How does Plasma work?

Plasma's main components are widgets. Widgets can take on a variety of functions, ranging from displaying your desktop and associated wallpaper, showing your laptop's battery level, displaying your plugged in devices, and drawing the taskbar: basically, they are small applications that live on the desktop. Additionally, widgets can be grouped together in "containers", like the panel and even the desktop itself.

What is the Folder View applet?

The Folder View applet, like its name says, is used to display items (folders, files) from a directory. Such a directory can be either a local one residing on your computer, but also a remote FTP, SSH, or SMB share. In the future, it will even contain results from Nepomuk searches and tagging.

You can choose to view either all files, or filter either by specific regular expressions (e.g., all files with a certain extension) or by file type (for example, just images).

This applet also supports basic file management properties (moving, copying, cutting and pasting for example), and you can have as many as you want on your desktop.

Lastly, you can use one Folder View as the whole desktop, effectively replicating the "old style" desktop paradigm.

What is KRunner?

Krunner is the versatile mini-command line you can activate by pushing "Alt-F2" or by selecting "Run Command" from the desktop contextual menu. It can search for applications, bookmarks, even sessions basing on your input, show system activity and even do simple arithmetic calculations.

KRunner's functionality can be extended through the use of plugins ("runners").

What are the "cashews"?

What is commonly referred as "cashew" is the Plasma toolbox, the logo you can find on the default desktop, on the upper right corner, and on the panel, on the right hand side (left hand side if you use a Right-To-Left language). By clicking on them, you can access other configuration options. Some of these only appear if the widgets aren't locked (see below).

Please provide an option to disable the upper right cashew.

Although putting an option to disable the cashew for desktops sounds reasonable, from a coding point of view it would introduce unnecessary complexity and would break the design. What has been suggested is, since the destkop itself (a containment) is handled by plugins, to write a plugin that would draw the desktop without the cashew itself. As a matter of fact, some distributions ship already a "Desktop without cashew" plugin.

What is the Zooming User Interface (ZUI)?

The Zooming User Interface, or ZUI, is another component of Plasma. It enables the user to group different groups of plasmoids together, and to quickly switch between one and another using a zoom-and-pan approach. Notice that the Zooming User Interface is going to be radically changed for the 4.5 release of the KDE SC.

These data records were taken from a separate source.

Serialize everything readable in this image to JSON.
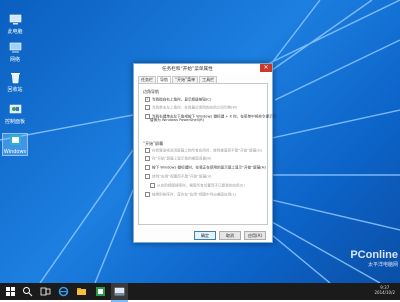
{
  "desktop_icons": [
    {
      "label": "此电脑"
    },
    {
      "label": "网络"
    },
    {
      "label": "回收站"
    },
    {
      "label": "控制面板"
    },
    {
      "label": "Windows"
    }
  ],
  "dialog": {
    "title": "任务栏和“开始”菜单属性",
    "close_glyph": "✕",
    "tabs": [
      "任务栏",
      "导航",
      "“开始”菜单",
      "工具栏"
    ],
    "active_tab": 1,
    "section1": "边角导航",
    "section1_options": [
      {
        "label": "当我指向右上角时，显示超级按钮(C)",
        "checked": true,
        "dim": false
      },
      {
        "label": "当我单击左上角时，在我最近使用的应用之间切换(W)",
        "checked": false,
        "dim": true
      },
      {
        "label": "当我右键单击左下角或按下 Windows 徽标键 + X 时，在菜单中将命令提示符",
        "checked": false,
        "dim": false
      }
    ],
    "section1_option_cont": "替换为 Windows PowerShell(R)",
    "section2": "“开始”屏幕",
    "section2_options": [
      {
        "label": "在我登录或关闭屏幕上的所有应用时，转到桌面而不是“开始”屏幕(G)",
        "checked": false,
        "dim": true
      },
      {
        "label": "在“开始”屏幕上显示我的桌面背景(B)",
        "checked": false,
        "dim": true
      },
      {
        "label": "按下 Windows 徽标键时，在我正在使用的显示屏上显示“开始”屏幕(H)",
        "checked": false,
        "dim": false
      },
      {
        "label": "转到“应用”视图而不是“开始”屏幕(V)",
        "checked": false,
        "dim": true
      },
      {
        "label": "从应用视图搜索时，搜索所有位置而不只是我的应用(E)",
        "checked": false,
        "dim": true,
        "indent": true
      },
      {
        "label": "按类别排序时，首先在“应用”视图中列出桌面应用(L)",
        "checked": false,
        "dim": true
      }
    ],
    "buttons": {
      "ok": "确定",
      "cancel": "取消",
      "apply": "应用(A)"
    }
  },
  "taskbar": {
    "start_icon": "windows-logo-icon",
    "apps": [
      "search-icon",
      "task-view-icon",
      "internet-explorer-icon",
      "file-explorer-icon",
      "store-icon",
      "taskbar-properties-icon"
    ],
    "time": "9:37",
    "date": "2014/10/2"
  },
  "watermark": {
    "brand": "PConline",
    "sub": "太平洋电脑网"
  },
  "colors": {
    "accent": "#1d7fe0",
    "close": "#c7392b",
    "taskbar": "#1b1b1b"
  }
}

How does the ZUI work?

Suppose you have three groups of plasmoids (such as widgets, application launchers, etc.) which you want arranged in specific combinations depending on what you want to do. You first group them according to your tastes, then you can switch between them by zooming out (getting a preview of all the groups) and then back in on the specific group you want to use. Notice that it is different from traditional X11 virtual desktop switching, as there is a higher degree of flexibility by using this approach, as the groups can be totally different from each other.

A very good example of this behavior is shown by this image courtesy of Half-Left from #kde on freenode.

That said, you can tie virtual desktops to ZUI activities.


Whether you like a clean, mean desktop, the Plasma Netbook interface, or a more traditional one, you'll find lots of help on this Configuration page


See the Glossary page.


A page of Screencasts will help you understand Plasma


  • Daniel Laidig & Simon St.James - thanks for the umeet IRC logs!
  • Marco Martin - thanks for the information on panels!
  • Sebas - thanks for letting me use information from your blog entries!
  • Half-Left - great example of ZUI usage!
  • Aikurn - Excellent videos!
  • Marcelo Magno T. Sales - for giving panel Tips on a mailing list


  • Luca Beltrame - current maintainer
  • Joseph M. Gaffney
  • Chani
  • Dipesh
  • Maninalift
  • All the anyonymous contributors